This is a key concern for many, as we have seen that when multinational corporations sell psychoactive substances (such as alcohol and tobacco), there is constant pressure to grow the market and increase use in the population. Therefore, an important part of cannabis legalization is finding ways to both have an open legal market, but to keep that market from growing to any major extent that it would attract overseas investment. In order to address this issue, the Bill proposes a suite of controls designed to eliminate the likelihood that we will have big overseas corporations involved. First, the Bill stipulates that licences to participate in the cannabis industry (whether as a producer, wholesaler or retailer) will be issued only to New Zealand-based companies. Furthermore, the Bill prohibits any vertical integration of businesses involved in cannabis production and sale. This means that a licensee can only operate one kind of cannabis-related business – growers cannot also be retailers, for example. Also, the Bill limits the involvement of any single entity to no more than 20% of the total share of any aspect of commercial cannabis.
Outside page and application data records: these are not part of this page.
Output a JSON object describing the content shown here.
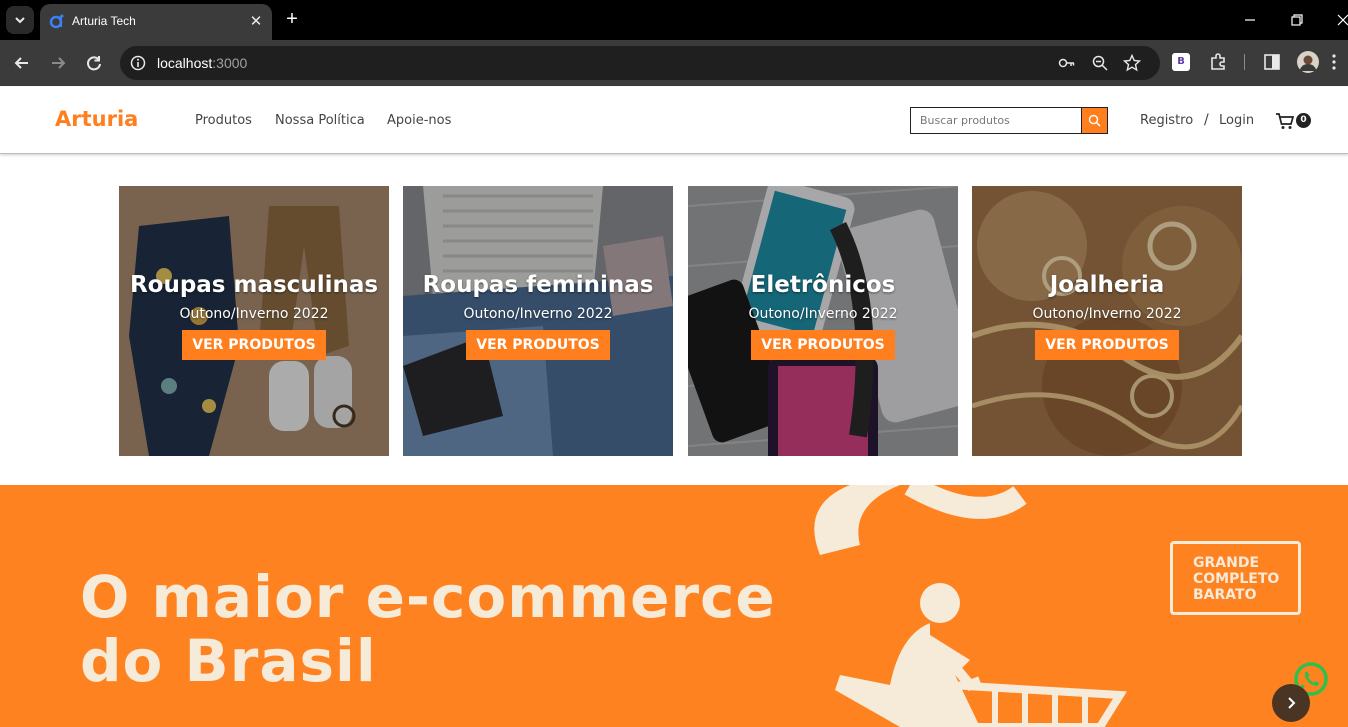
{
  "browser": {
    "tab_title": "Arturia Tech",
    "url_host": "localhost",
    "url_port": ":3000",
    "extension_label": "B"
  },
  "header": {
    "brand": "Arturia",
    "nav": [
      "Produtos",
      "Nossa Política",
      "Apoie-nos"
    ],
    "search_placeholder": "Buscar produtos",
    "register": "Registro",
    "separator": "/",
    "login": "Login",
    "cart_count": "0"
  },
  "categories": [
    {
      "title": "Roupas masculinas",
      "subtitle": "Outono/Inverno 2022",
      "button": "VER PRODUTOS"
    },
    {
      "title": "Roupas femininas",
      "subtitle": "Outono/Inverno 2022",
      "button": "VER PRODUTOS"
    },
    {
      "title": "Eletrônicos",
      "subtitle": "Outono/Inverno 2022",
      "button": "VER PRODUTOS"
    },
    {
      "title": "Joalheria",
      "subtitle": "Outono/Inverno 2022",
      "button": "VER PRODUTOS"
    }
  ],
  "banner": {
    "headline_line1": "O maior e-commerce",
    "headline_line2": "do Brasil",
    "stamp": [
      "GRANDE",
      "COMPLETO",
      "BARATO"
    ]
  },
  "colors": {
    "accent": "#ff7f1e",
    "banner_bg": "#ff8220",
    "banner_text": "#f6ead9"
  },
  "icons": {
    "whatsapp": "whatsapp-icon",
    "carousel_next": "chevron-right-icon",
    "cart": "cart-icon",
    "search": "search-icon"
  }
}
In addition, the Bill does not allow importation of cannabis, and places a limit on the amount of cannabis that can be produced in any given year, to impede market growth. With these strict controls in place, it is difficult to see how large multinational corporations would envision much profit to be made from a legal cannabis regime in New Zealand.
4. Will legalizing cannabis “normalize” its use?
Another argument that has been made in the lead-up to the referendum is that we should not legalize cannabis because using it will become normalized. To an extent, evidence from overseas has suggested this is correct. In states where cannabis has been legalized in the US for example, attitudes toward cannabis have changed, with perceptions of the risks associated with cannabis use decreasing in more recent surveys. Having noted this, it is worth pointing out a few issues with the idea of “normalization”. First, as noted above, cannabis use is already a normal part of life in New Zealand, with the majority of the population having tried it, and with extensive experience with cannabis in some age cohorts. Second, normalization is actually a good way of reducing the stigma associated with the use of drugs. The use of drugs, in particular illicit drugs, is often heavily stigmatized, and this stigma serves as a barrier that keeps individuals from seeking treatment for substance use problems. If cannabis use were normalized, then people who are using cannabis problematically will be more likely to discuss their cannabis use with their GP or other health professional. Third, it is unlikely that normalization will lead young people to think that using cannabis is “ok”. Tobacco and alcohol are legal drugs – for adults – and young people are routinely discouraged from using these via education programmes, media, and their families. There is little reason to expect that cannabis would be any different.
In October we all get a chance to vote on what I have referred to as a social experiment. When deciding how to vote, it might be helpful to consider the fact that we are not voting on whether people should use cannabis. That issue has been settled by reality; cannabis is here and it is commonly used, and will continue to be commonly used irrespective of the result of the referendum. What we are voting on is whether we want to take control of an unregulated market, and put cannabis use in its proper perspective as an issue related to health and personal choice, rather than a criminal justice issue.